When a line below contains the string "JSON", show that line.

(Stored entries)

::::

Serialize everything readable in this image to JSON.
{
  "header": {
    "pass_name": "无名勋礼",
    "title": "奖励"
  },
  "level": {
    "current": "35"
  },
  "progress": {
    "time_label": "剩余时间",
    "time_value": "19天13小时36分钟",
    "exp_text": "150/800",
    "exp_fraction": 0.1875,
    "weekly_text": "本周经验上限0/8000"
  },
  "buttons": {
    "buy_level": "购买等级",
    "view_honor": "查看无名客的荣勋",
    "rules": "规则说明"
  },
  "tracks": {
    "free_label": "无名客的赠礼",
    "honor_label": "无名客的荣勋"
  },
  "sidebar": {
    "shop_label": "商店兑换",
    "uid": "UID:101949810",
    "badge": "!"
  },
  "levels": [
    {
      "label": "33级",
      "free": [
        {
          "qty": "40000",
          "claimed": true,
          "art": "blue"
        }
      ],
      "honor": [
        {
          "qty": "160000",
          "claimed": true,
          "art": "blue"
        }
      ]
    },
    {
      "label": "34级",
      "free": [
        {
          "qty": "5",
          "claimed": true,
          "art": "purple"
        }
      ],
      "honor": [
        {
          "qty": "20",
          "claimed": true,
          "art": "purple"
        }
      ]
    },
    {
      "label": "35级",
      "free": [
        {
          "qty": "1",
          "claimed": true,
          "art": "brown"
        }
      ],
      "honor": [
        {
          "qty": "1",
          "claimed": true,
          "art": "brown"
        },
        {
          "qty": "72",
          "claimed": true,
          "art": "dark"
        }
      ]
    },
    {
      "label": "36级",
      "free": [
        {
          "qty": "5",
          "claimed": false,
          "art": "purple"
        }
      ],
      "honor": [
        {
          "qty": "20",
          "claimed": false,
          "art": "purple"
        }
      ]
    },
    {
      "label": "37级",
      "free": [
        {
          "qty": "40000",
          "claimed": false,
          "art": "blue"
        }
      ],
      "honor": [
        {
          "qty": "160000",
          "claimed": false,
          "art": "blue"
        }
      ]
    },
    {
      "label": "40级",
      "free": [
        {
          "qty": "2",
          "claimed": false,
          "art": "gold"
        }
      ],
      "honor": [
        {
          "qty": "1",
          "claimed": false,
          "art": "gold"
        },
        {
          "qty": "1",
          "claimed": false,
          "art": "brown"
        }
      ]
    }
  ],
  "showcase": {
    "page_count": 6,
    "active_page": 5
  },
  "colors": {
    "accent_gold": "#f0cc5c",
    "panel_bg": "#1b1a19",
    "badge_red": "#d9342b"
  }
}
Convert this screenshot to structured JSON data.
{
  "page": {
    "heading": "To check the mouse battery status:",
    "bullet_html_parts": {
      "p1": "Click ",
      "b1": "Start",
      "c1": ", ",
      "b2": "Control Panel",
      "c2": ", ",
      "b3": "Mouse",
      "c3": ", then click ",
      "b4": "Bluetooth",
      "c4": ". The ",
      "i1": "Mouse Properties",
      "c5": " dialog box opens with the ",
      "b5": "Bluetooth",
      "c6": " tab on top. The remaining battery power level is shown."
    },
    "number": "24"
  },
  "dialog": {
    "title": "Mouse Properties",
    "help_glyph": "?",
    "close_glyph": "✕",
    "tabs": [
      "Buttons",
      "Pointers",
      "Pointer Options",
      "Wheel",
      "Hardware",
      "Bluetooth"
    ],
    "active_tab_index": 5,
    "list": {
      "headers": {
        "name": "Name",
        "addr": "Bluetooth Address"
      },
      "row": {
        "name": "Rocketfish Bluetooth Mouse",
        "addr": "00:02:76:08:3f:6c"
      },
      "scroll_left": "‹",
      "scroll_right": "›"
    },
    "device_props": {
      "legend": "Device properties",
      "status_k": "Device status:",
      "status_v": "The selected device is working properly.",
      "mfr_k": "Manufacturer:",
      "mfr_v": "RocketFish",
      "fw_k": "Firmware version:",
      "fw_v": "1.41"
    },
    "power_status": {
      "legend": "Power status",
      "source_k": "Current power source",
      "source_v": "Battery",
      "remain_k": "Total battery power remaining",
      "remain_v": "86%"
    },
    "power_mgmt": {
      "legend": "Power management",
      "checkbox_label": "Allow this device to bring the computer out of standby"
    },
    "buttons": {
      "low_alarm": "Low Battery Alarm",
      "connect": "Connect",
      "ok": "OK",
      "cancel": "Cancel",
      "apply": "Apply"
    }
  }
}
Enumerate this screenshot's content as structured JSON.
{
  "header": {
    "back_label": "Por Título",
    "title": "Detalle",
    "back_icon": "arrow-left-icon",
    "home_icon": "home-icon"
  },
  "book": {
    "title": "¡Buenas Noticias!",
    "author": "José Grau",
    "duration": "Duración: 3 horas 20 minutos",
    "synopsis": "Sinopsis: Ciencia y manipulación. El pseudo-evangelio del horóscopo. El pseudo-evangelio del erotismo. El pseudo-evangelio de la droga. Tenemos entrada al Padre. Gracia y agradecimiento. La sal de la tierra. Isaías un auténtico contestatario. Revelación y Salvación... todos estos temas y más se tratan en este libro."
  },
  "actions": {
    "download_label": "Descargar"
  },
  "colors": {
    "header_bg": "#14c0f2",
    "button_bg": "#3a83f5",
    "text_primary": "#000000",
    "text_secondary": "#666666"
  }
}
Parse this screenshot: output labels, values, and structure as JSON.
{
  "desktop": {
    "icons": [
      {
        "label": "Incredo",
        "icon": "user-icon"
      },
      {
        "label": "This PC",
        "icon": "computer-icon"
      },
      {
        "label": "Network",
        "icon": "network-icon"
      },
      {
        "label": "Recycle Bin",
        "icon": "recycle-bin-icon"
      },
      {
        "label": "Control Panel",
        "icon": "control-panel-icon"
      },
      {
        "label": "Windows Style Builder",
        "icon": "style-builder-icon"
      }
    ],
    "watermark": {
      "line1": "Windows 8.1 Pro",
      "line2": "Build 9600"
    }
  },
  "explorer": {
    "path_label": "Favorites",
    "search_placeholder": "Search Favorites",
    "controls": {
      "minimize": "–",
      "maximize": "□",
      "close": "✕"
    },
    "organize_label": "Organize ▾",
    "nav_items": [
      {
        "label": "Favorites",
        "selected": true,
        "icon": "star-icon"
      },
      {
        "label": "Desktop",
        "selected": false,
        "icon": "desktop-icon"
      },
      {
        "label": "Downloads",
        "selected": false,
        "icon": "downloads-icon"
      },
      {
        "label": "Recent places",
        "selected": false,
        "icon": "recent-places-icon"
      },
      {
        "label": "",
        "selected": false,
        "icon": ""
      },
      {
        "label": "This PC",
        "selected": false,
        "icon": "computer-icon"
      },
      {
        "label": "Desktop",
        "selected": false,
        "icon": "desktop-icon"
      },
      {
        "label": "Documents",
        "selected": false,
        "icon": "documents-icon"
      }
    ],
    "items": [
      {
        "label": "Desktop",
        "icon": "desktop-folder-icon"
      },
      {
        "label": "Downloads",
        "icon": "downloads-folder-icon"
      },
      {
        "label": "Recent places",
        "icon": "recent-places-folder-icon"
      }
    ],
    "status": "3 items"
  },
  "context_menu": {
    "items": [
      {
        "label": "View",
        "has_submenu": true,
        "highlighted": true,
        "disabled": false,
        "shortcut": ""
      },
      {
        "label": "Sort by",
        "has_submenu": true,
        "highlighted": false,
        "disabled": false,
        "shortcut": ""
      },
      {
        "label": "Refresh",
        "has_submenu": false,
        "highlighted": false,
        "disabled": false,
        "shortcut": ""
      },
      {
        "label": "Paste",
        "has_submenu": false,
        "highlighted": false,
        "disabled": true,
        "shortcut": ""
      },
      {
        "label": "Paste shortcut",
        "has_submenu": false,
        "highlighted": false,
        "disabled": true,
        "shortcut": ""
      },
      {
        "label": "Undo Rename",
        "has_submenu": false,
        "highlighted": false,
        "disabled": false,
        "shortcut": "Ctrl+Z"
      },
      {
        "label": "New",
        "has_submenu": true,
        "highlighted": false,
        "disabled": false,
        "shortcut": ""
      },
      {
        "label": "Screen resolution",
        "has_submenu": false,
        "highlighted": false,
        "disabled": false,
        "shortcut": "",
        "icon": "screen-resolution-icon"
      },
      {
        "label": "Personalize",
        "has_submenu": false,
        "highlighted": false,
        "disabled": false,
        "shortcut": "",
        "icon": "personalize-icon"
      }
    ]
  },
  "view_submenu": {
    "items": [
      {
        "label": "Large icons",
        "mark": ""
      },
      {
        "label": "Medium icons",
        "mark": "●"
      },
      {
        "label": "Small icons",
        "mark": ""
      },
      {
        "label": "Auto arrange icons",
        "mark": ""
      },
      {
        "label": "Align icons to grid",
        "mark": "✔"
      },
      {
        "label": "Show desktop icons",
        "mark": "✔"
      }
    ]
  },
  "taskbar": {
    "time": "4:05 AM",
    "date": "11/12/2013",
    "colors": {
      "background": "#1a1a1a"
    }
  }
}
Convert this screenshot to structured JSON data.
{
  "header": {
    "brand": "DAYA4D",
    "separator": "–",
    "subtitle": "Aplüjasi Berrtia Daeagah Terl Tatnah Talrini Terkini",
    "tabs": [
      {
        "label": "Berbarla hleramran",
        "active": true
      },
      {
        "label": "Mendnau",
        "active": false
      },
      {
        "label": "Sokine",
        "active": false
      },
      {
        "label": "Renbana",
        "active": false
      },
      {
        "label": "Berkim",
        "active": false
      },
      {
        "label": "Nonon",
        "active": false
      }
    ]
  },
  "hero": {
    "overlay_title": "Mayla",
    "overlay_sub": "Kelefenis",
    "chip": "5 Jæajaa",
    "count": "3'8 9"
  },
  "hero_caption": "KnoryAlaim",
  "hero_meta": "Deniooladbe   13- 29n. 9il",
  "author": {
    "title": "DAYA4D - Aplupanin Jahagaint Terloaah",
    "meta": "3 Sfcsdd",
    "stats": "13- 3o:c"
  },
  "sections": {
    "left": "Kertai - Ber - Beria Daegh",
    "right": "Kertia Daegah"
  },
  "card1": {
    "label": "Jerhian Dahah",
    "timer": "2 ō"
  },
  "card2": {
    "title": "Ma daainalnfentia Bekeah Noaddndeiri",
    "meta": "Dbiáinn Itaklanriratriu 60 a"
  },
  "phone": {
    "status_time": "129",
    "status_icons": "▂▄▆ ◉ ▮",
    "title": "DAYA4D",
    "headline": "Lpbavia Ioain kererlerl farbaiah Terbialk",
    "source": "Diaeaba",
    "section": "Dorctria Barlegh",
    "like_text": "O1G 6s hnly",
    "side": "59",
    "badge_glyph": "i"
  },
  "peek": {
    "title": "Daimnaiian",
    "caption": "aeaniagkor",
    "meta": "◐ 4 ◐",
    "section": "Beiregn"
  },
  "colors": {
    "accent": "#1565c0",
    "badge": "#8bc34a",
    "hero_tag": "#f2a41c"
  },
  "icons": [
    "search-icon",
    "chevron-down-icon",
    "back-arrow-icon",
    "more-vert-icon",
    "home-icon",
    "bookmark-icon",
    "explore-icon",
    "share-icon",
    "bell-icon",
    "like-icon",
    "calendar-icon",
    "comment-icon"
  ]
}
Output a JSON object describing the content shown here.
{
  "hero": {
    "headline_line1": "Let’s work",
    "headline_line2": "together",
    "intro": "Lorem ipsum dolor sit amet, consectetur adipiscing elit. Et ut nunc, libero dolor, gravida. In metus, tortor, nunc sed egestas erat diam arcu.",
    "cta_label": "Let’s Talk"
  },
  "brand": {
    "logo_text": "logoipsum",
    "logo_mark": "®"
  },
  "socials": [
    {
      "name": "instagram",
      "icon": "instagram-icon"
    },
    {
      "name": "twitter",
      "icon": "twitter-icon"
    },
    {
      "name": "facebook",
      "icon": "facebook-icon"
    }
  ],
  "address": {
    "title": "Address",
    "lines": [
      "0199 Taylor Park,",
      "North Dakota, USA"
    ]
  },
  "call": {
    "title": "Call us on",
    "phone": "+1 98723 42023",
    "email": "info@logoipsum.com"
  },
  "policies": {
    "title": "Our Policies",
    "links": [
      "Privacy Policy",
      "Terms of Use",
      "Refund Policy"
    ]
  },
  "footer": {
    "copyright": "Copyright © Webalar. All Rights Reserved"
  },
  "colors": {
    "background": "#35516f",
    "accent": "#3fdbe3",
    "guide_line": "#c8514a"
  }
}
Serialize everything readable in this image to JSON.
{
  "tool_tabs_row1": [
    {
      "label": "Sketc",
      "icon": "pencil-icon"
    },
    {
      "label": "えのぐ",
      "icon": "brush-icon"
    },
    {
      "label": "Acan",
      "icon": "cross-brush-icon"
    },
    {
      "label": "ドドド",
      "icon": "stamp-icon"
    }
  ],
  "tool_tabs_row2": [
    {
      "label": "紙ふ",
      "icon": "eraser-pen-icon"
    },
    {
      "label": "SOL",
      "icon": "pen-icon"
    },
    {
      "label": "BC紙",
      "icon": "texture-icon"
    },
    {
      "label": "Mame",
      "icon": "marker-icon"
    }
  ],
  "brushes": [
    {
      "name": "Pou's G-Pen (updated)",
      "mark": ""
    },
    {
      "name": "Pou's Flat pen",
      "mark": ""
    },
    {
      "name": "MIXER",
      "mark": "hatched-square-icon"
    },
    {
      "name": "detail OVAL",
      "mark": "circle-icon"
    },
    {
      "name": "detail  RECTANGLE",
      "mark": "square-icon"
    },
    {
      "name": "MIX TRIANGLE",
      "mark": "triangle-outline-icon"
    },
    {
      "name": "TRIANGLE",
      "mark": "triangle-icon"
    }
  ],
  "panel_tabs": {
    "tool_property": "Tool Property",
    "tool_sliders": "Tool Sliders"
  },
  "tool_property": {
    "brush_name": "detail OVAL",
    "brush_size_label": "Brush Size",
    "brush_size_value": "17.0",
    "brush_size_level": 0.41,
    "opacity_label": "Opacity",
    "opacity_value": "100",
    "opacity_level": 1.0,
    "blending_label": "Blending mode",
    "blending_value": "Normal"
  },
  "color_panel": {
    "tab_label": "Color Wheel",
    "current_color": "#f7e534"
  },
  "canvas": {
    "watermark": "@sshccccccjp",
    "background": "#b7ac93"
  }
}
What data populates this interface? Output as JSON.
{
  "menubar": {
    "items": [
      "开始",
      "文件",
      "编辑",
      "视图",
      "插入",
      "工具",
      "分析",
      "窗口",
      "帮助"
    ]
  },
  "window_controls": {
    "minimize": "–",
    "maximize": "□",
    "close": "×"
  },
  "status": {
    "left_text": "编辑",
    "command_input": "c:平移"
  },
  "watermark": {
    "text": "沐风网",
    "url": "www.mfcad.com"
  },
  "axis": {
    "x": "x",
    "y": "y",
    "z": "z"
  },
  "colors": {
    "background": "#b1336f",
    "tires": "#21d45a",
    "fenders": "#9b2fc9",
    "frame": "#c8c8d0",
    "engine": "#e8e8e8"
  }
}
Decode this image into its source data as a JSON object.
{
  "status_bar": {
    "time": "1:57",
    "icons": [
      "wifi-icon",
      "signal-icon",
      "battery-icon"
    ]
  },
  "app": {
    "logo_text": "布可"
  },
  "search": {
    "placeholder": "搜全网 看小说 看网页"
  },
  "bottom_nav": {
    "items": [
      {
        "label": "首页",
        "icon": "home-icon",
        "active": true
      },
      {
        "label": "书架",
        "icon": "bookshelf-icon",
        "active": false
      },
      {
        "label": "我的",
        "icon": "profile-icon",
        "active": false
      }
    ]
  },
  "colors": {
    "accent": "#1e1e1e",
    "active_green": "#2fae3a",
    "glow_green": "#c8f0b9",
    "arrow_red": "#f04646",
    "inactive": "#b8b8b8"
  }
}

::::

> _TASK SOLUTION_:
Serialize everything readable in this image to JSON.
Convert this screenshot to structured JSON data.
Enumerate this screenshot's content as structured JSON.
Parse this screenshot: output labels, values, and structure as JSON.
Convert this screenshot to structured JSON data.
Output a JSON object describing the content shown here.
Serialize everything readable in this image to JSON.
What data populates this interface? Output as JSON.
Decode this image into its source data as a JSON object.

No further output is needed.